[Records excerpted from a collection]

BEGIN

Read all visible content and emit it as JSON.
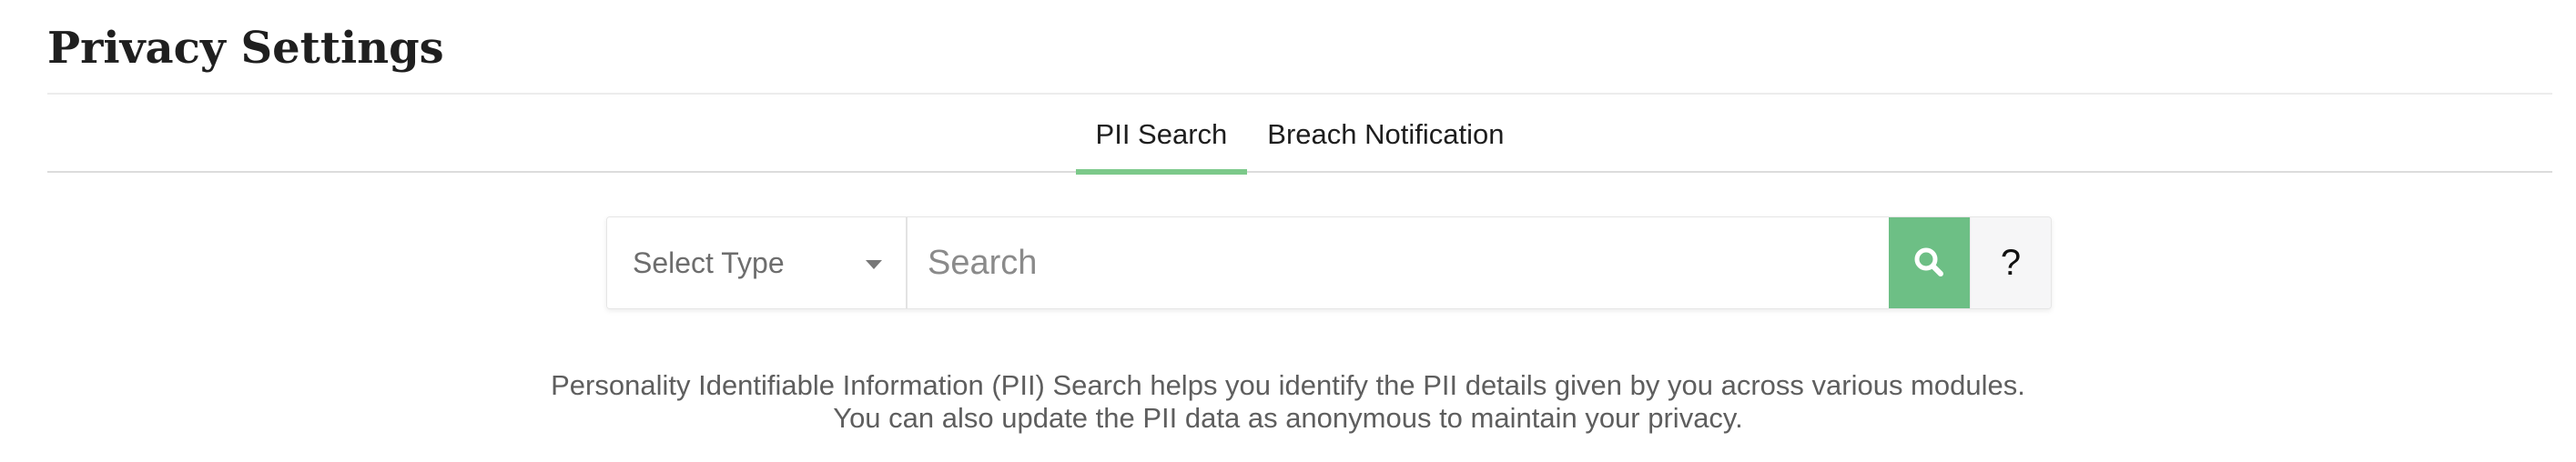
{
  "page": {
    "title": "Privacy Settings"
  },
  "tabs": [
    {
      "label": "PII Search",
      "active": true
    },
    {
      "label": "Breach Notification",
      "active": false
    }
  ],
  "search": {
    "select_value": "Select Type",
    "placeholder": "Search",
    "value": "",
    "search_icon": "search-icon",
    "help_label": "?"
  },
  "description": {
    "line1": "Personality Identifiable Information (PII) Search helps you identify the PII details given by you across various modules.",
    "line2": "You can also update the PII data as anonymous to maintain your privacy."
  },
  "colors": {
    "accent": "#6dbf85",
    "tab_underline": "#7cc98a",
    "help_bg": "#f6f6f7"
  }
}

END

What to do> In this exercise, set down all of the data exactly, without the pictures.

Final answer>
Read all visible content and emit it as JSON.
{
  "page": {
    "title": "Privacy Settings"
  },
  "tabs": [
    {
      "label": "PII Search",
      "active": true
    },
    {
      "label": "Breach Notification",
      "active": false
    }
  ],
  "search": {
    "select_value": "Select Type",
    "placeholder": "Search",
    "value": "",
    "search_icon": "search-icon",
    "help_label": "?"
  },
  "description": {
    "line1": "Personality Identifiable Information (PII) Search helps you identify the PII details given by you across various modules.",
    "line2": "You can also update the PII data as anonymous to maintain your privacy."
  },
  "colors": {
    "accent": "#6dbf85",
    "tab_underline": "#7cc98a",
    "help_bg": "#f6f6f7"
  }
}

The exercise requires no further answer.